I have always been an avid landscape and wildlife photographer however, over the past four or five years my photography has gradually become devoted to “Astro Photography”. In my case, I prefer to call this type of photography “Starry Landscapes”.
Astrophotography involves lots of advanced planning such as where certain heavenly bodies will be positioned for the landscape, will the moon be present in the sky, etc., etc., on certain nights of the year. This is carried out in a wonderfully useful App called Photopills. The biggest problem in the UK is whether the sky will be clear on the nights of the planned photographs.
When photographing landscape and stars in the middle of the night, the most important consideration is the light-gathering power of the lens. For this reason, many of the wide aperture Sigma Art lenses are widely used for Astro Photography. Probably the most popular Sigma Art lens is the superb 14mm f1.8 lens which I love using.
In Astrophotography the main aim is to display the stars as sharp pinpoint objects. This dictates how long the exposure can be and therefore the maximum shutter speed. The maximum shutter speed depends upon the focal length of the lens. The more wide-angle the lens the longer the possible shutter speed. With a 14mm lens, it is possible to use shutter speeds as long as 20-25 seconds. But unfortunately, with a 50mm lens, the maximum shutter speed becomes shortened to 5 or 6 seconds. For this reason, the 14mm lens is the most widely used lens for Astro Photography.
Unfortunately, not all lenses are not suitable for Astro Photography. Many lenses that are superb for normal daylight photography, often prove to be unsuitable for Astro Photography, when used at wide apertures. They are frequently prone to “Coma Distortion” which only becomes evident when subjects like stars are photographed. Coma distortion makes pinpoint stars appear elongated with winglike shapes!! This usually appears in the corners of the frames, spoiling Astro images. This distortion normally decreases as the lens is stopped down. In the case of the Sigma Art 14mm f1.8 lens, the coma distortions only slight, wide open, but has disappeared by f2.5 making it a great Astro lens.
Unfortunately, a 14mm lens is so wide that it fills the frame with massive amounts of sky and landscape, sometimes displaying far more than I would really like in all images. For this reason, I frequently use a 24mm lens. For many shots, even the 24mm lens gathers more of the landscape than I would really like and so I sometimes want to crop the image to a size more appropriate to that of a 35mm lens.
This finally brings me to why I am so thrilled with my new SIGMA 35mm F1.2 DG DN | Art lens.
At a focal length of 35mm the maximum shutter speed that I can use only 8 seconds which means that with a lesser lens I would be shooting at around f2.8, (to exclude coma) and using an ISO of 6400 – 10000!! When I read the description of the SIGMA 35mm | Art lens it claimed that the lens was virtually distortion-free, WIDE OPEN.

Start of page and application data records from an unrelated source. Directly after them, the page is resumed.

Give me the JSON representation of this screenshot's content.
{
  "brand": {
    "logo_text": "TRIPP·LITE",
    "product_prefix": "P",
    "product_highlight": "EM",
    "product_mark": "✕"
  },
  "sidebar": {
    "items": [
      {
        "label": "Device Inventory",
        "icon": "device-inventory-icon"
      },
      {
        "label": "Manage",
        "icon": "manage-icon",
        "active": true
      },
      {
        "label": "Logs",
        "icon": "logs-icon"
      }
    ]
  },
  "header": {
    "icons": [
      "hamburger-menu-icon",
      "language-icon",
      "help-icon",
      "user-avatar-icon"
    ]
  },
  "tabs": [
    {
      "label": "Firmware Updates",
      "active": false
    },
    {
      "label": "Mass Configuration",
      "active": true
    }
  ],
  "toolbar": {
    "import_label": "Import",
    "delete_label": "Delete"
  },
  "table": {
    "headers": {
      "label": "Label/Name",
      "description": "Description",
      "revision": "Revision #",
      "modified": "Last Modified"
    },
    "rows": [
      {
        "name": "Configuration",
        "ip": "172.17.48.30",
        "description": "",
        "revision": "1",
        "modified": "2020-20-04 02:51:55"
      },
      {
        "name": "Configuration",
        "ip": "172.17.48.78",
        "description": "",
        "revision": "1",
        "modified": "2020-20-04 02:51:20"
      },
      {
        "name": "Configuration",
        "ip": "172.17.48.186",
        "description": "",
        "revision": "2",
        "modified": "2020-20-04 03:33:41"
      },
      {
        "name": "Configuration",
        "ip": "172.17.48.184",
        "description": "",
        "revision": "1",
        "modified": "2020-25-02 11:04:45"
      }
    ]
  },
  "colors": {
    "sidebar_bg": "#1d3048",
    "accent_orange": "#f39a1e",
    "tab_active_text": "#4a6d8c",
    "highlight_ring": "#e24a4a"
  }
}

When I received the lens, on the first clear starry night I went out to test the lens for coma, at various apertures. I was blown away by the results. Even wide open at f1.2, there was hardly any coma distortion. At f1.2 only a tiny amount of coma could be detected in the extreme corners, when the image was magnified to 200%, in Adobe Lightroom. On stopping the lens down to f1.4 any hint of coma had totally disappeared. This means that I can use the lens for 8-second exposures at f1.4 and reduce my ISO values to ISO 1600 to ISO 3200! This gives me a massive advantage with this lens, at least 2 stops better than the best 35mm lenses.
I have only had the lens a short time but I seem to have settled into using the lens at apertures between f1.8 and f2.2 as I get marginally more depth of field at these apertures than at f1.2. When including closer objects such as the stones of Avebury or Stonehenge, I usually take a further exposure at f4 and with a longer shutter speed, to obtain sufficient depth of field to render the foreground sharp. This second image is then blended with the main exposure, using masks in Photoshop, to obtain sharpness throughout the image.
In a few words, this SIGMA 35mm F1.2 DG DN | Art lens has revolutionised my Astro Photography. I’m sure that it will soon become a regular part of my daytime camera bag!! It is a winner.